Loudness of the voice depends on the force with which air rushes across the vocal folds. The greater the force of air across the vocal folds, the stronger the vibration, which results in louder sounds. The vocal folds do not move at all when we whisper, but they vibrate vigorously when we yell.
Although the vocal folds produce sounds, the quality of the voice depends on the coordinated activity of many other structures. For example, the pharynx acts as a resonating chamber to amplify and enhance the quality of the sound, as do the oral and nasal cavities and the paranasal sinuses.
Articulation, or the production of intelligible sounds, involves the actions of the pharyngeal muscles (vagus nerve, CN X), the tongue (hypoglossal nerve, CN XII), the muscles of facial expression (facial nerve, CN VII), mandibular movements (mandibular branch of the trigeminal nerve, CN V-3), and the soft palate (CN X). Each of these structures modifies the crude sounds that are produced by the larynx and convert them into recognizable consonants and vowels.
Inflammation of the vocal folds, or laryngitis
, results in hoarseness or inability to speak above a whisper. Overuse of the voice, very dry air, bacterial infections, or inhalation of irritating chemicals can cause laryngitis.

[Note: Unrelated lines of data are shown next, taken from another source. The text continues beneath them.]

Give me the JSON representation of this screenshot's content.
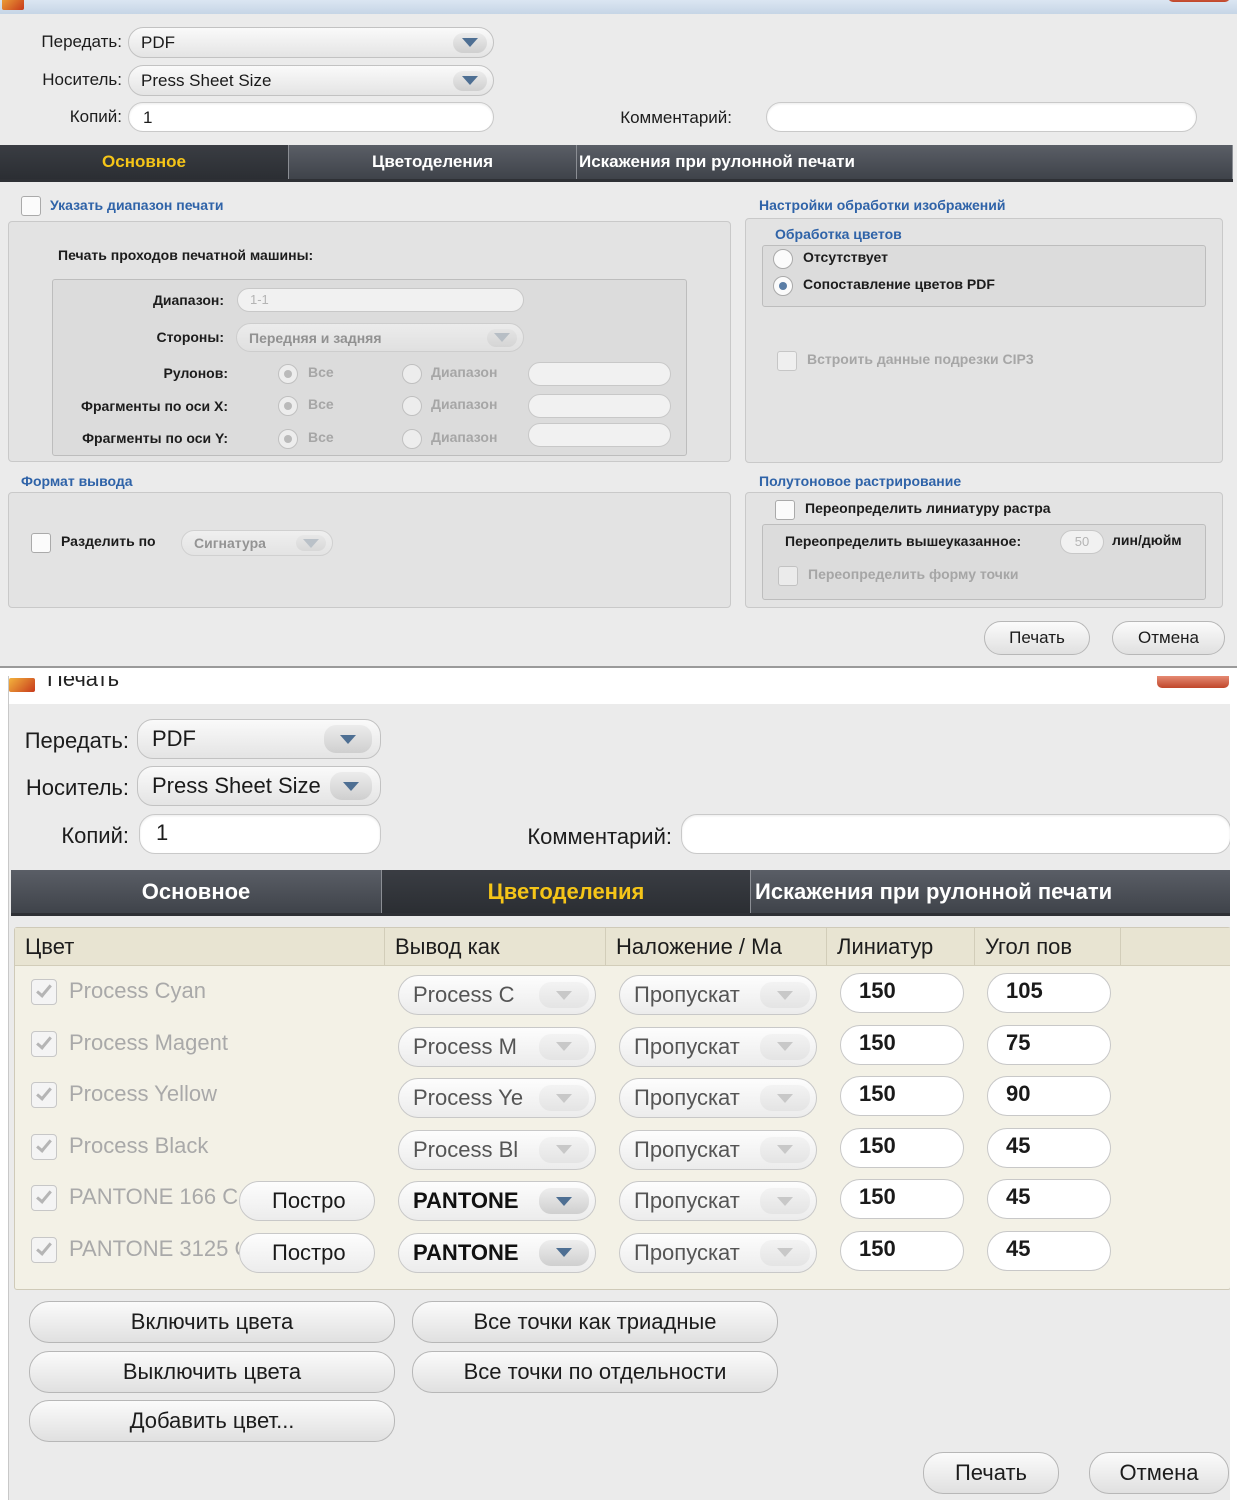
{
  "dialog1": {
    "send_label": "Передать:",
    "send_value": "PDF",
    "media_label": "Носитель:",
    "media_value": "Press Sheet Size",
    "copies_label": "Копий:",
    "copies_value": "1",
    "comment_label": "Комментарий:",
    "comment_value": "",
    "tabs": [
      "Основное",
      "Цветоделения",
      "Искажения при рулонной печати"
    ],
    "active_tab": 0,
    "print_range_label": "Указать диапазон печати",
    "print_passes_label": "Печать проходов печатной машины:",
    "range_label": "Диапазон:",
    "range_value": "1-1",
    "sides_label": "Стороны:",
    "sides_value": "Передняя и задняя",
    "rolls_label": "Рулонов:",
    "frag_x_label": "Фрагменты по оси X:",
    "frag_y_label": "Фрагменты по оси Y:",
    "all_label": "Все",
    "range_option_label": "Диапазон",
    "output_format_title": "Формат вывода",
    "split_by_label": "Разделить по",
    "split_by_value": "Сигнатура",
    "image_settings_title": "Настройки обработки изображений",
    "color_processing_title": "Обработка цветов",
    "color_opt_none": "Отсутствует",
    "color_opt_pdf": "Сопоставление цветов PDF",
    "embed_cip3_label": "Встроить данные подрезки CIP3",
    "halftone_title": "Полутоновое растрирование",
    "override_lpi_label": "Переопределить линиатуру растра",
    "override_above_label": "Переопределить вышеуказанное:",
    "lpi_value": "50",
    "lpi_unit": "лин/дюйм",
    "override_dot_label": "Переопределить форму точки",
    "print_button": "Печать",
    "cancel_button": "Отмена"
  },
  "dialog2": {
    "title": "Печать",
    "send_label": "Передать:",
    "send_value": "PDF",
    "media_label": "Носитель:",
    "media_value": "Press Sheet Size",
    "copies_label": "Копий:",
    "copies_value": "1",
    "comment_label": "Комментарий:",
    "comment_value": "",
    "tabs": [
      "Основное",
      "Цветоделения",
      "Искажения при рулонной печати"
    ],
    "active_tab": 1,
    "columns": [
      "Цвет",
      "Вывод как",
      "Наложение / Ма",
      "Линиатур",
      "Угол пов"
    ],
    "rows": [
      {
        "name": "Process Cyan",
        "build": "",
        "output": "Process C",
        "overprint": "Пропускат",
        "lpi": "150",
        "angle": "105",
        "output_enabled": false
      },
      {
        "name": "Process Magent",
        "build": "",
        "output": "Process M",
        "overprint": "Пропускат",
        "lpi": "150",
        "angle": "75",
        "output_enabled": false
      },
      {
        "name": "Process Yellow",
        "build": "",
        "output": "Process Ye",
        "overprint": "Пропускат",
        "lpi": "150",
        "angle": "90",
        "output_enabled": false
      },
      {
        "name": "Process Black",
        "build": "",
        "output": "Process Bl",
        "overprint": "Пропускат",
        "lpi": "150",
        "angle": "45",
        "output_enabled": false
      },
      {
        "name": "PANTONE 166 C",
        "build": "Постро",
        "output": "PANTONE",
        "overprint": "Пропускат",
        "lpi": "150",
        "angle": "45",
        "output_enabled": true
      },
      {
        "name": "PANTONE 3125 C",
        "build": "Постро",
        "output": "PANTONE",
        "overprint": "Пропускат",
        "lpi": "150",
        "angle": "45",
        "output_enabled": true
      }
    ],
    "enable_colors_button": "Включить цвета",
    "disable_colors_button": "Выключить цвета",
    "add_color_button": "Добавить цвет...",
    "all_process_button": "Все точки как триадные",
    "all_separate_button": "Все точки по отдельности",
    "print_button": "Печать",
    "cancel_button": "Отмена"
  },
  "colors": {
    "accent_tab": "#f5c518",
    "section_title": "#2f63a8",
    "tab_bg": "#4a4e55"
  }
}
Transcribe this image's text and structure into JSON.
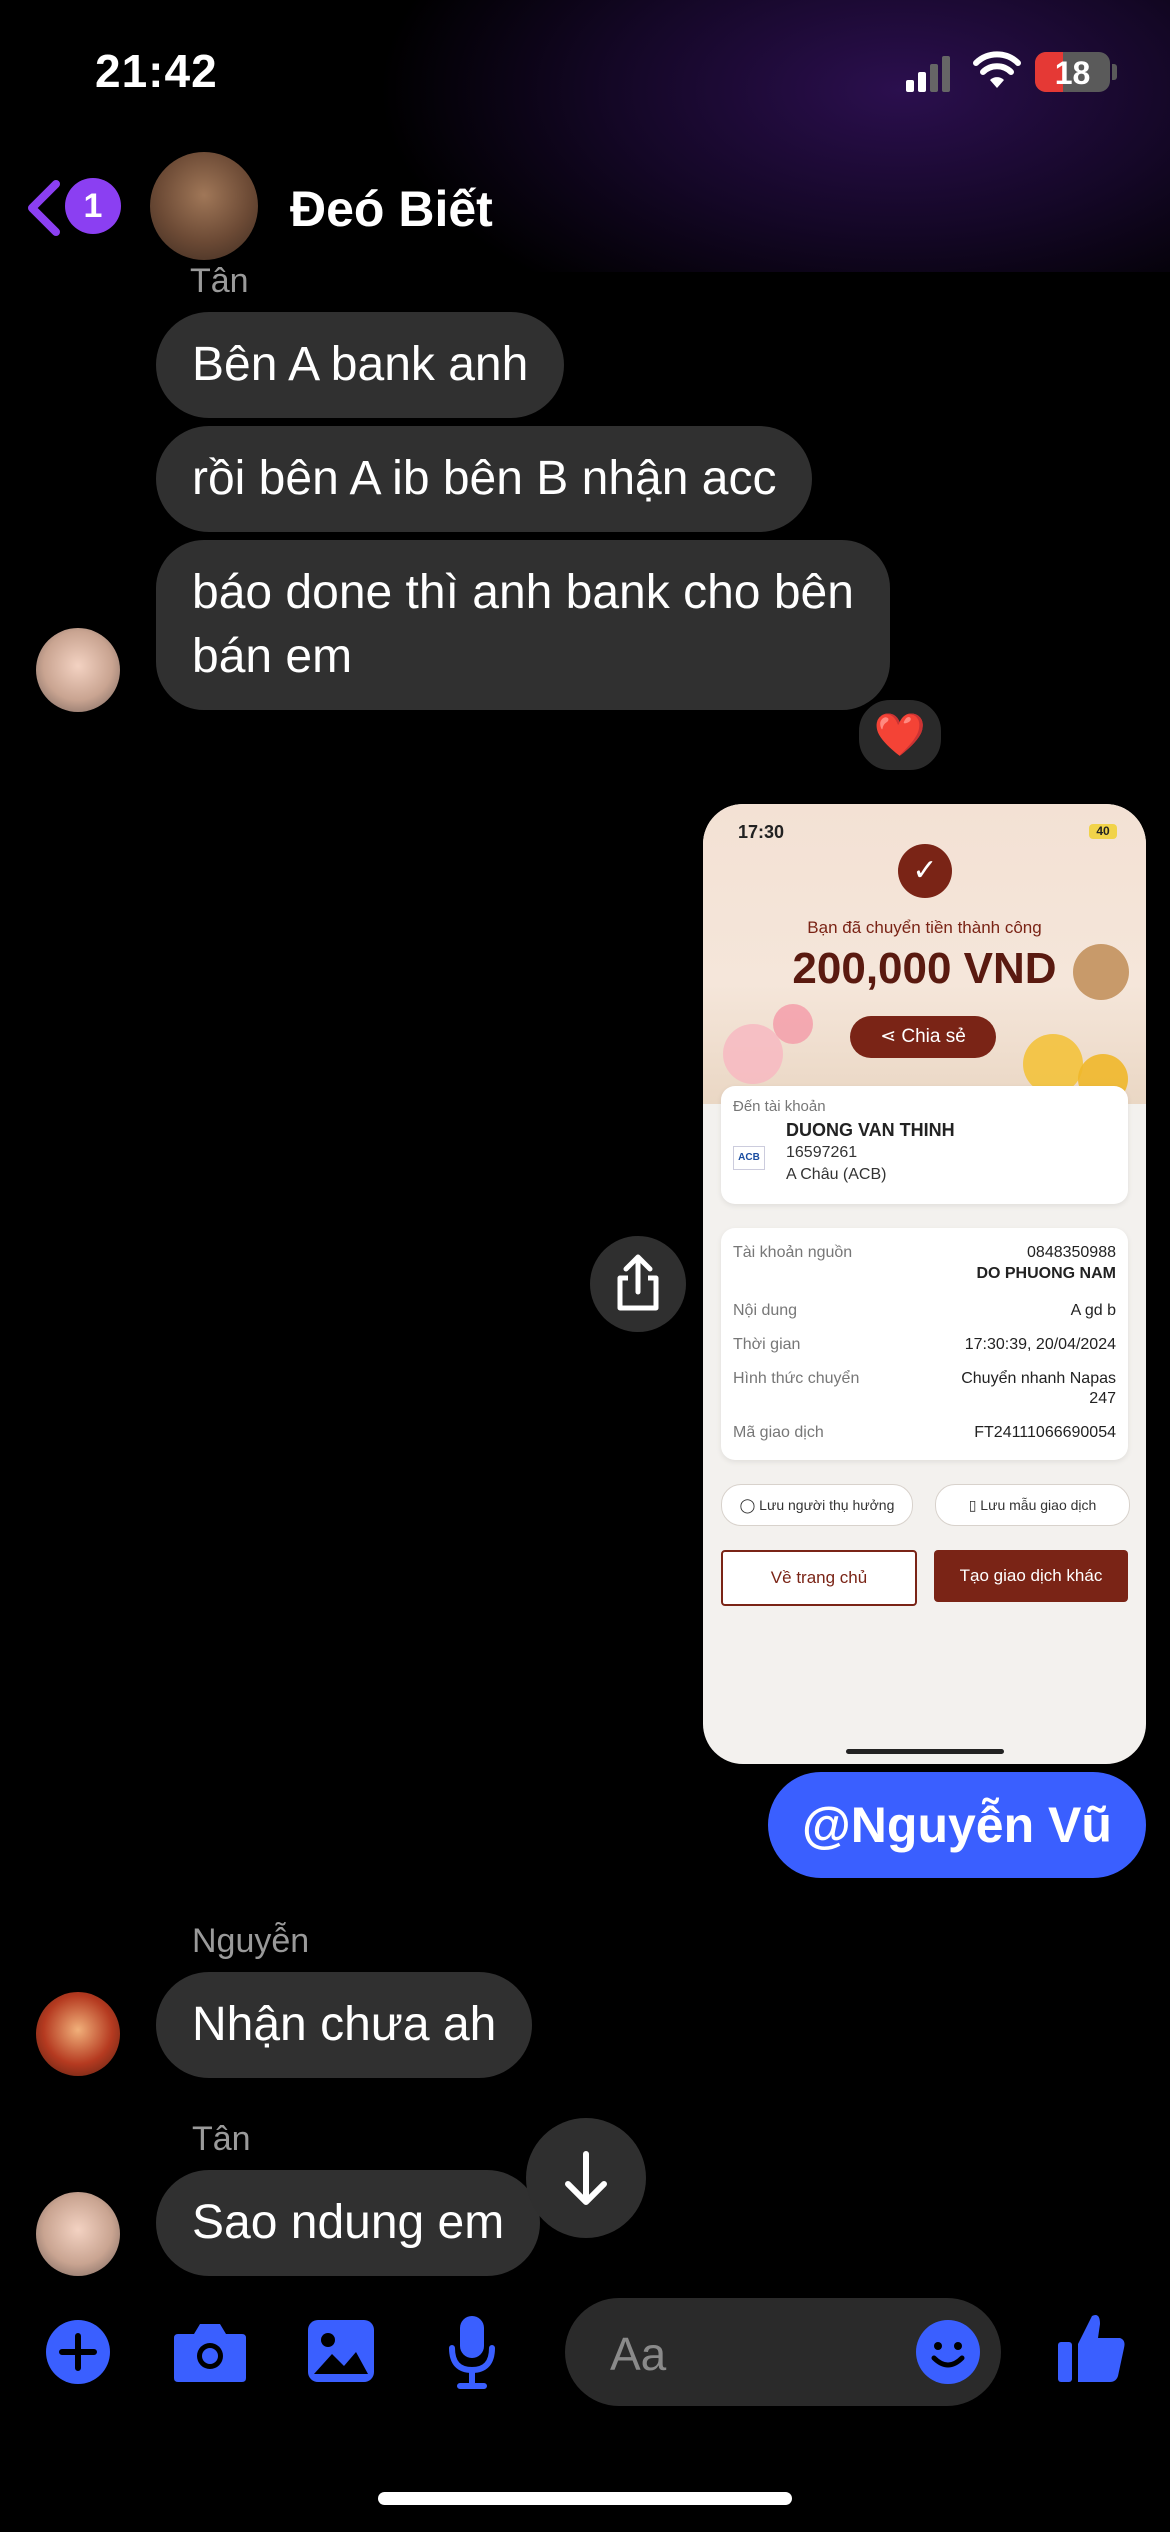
{
  "status_bar": {
    "time": "21:42",
    "battery": "18"
  },
  "nav": {
    "back_badge": "1",
    "contact_name": "Đeó Biết"
  },
  "messages": [
    {
      "sender": "Tân",
      "texts": [
        "Bên A bank anh",
        "rồi bên A ib bên B nhận acc",
        "báo done thì anh bank cho bên",
        "bán em"
      ],
      "reaction": "❤️"
    },
    {
      "sender": "Nguyễn",
      "texts": [
        "Nhận chưa ah"
      ]
    },
    {
      "sender": "Tân",
      "texts": [
        "Sao ndung em"
      ]
    }
  ],
  "own_message": {
    "text": "@Nguyễn Vũ"
  },
  "receipt": {
    "time": "17:30",
    "battery": "40",
    "success_text": "Bạn đã chuyển tiền thành công",
    "amount": "200,000 VND",
    "share_label": "Chia sẻ",
    "to_account_label": "Đến tài khoản",
    "bank_logo": "ACB",
    "recipient_name": "DUONG VAN THINH",
    "recipient_account": "16597261",
    "recipient_bank": "A Châu (ACB)",
    "rows": [
      {
        "label": "Tài khoản nguồn",
        "value": "0848350988",
        "value2": "DO PHUONG NAM"
      },
      {
        "label": "Nội dung",
        "value": "A gd b"
      },
      {
        "label": "Thời gian",
        "value": "17:30:39, 20/04/2024"
      },
      {
        "label": "Hình thức chuyển",
        "value": "Chuyển nhanh Napas",
        "value2": "247"
      },
      {
        "label": "Mã giao dịch",
        "value": "FT24111066690054"
      }
    ],
    "save_beneficiary": "Lưu người thụ hưởng",
    "save_template": "Lưu mẫu giao dịch",
    "home_button": "Về trang chủ",
    "new_transaction_button": "Tạo giao dịch khác"
  },
  "composer": {
    "placeholder": "Aa"
  },
  "colors": {
    "accent": "#3a5fff",
    "back_purple": "#8b3ff2",
    "bubble_gray": "#303030",
    "receipt_brown": "#7a2416"
  },
  "icons": [
    "back-chevron-icon",
    "plus-icon",
    "camera-icon",
    "image-icon",
    "microphone-icon",
    "emoji-icon",
    "thumbs-up-icon",
    "share-icon",
    "arrow-down-icon"
  ]
}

Whatever the cause, irritation of the laryngeal tissues causes swelling and prevents the vocal folds from moving freely.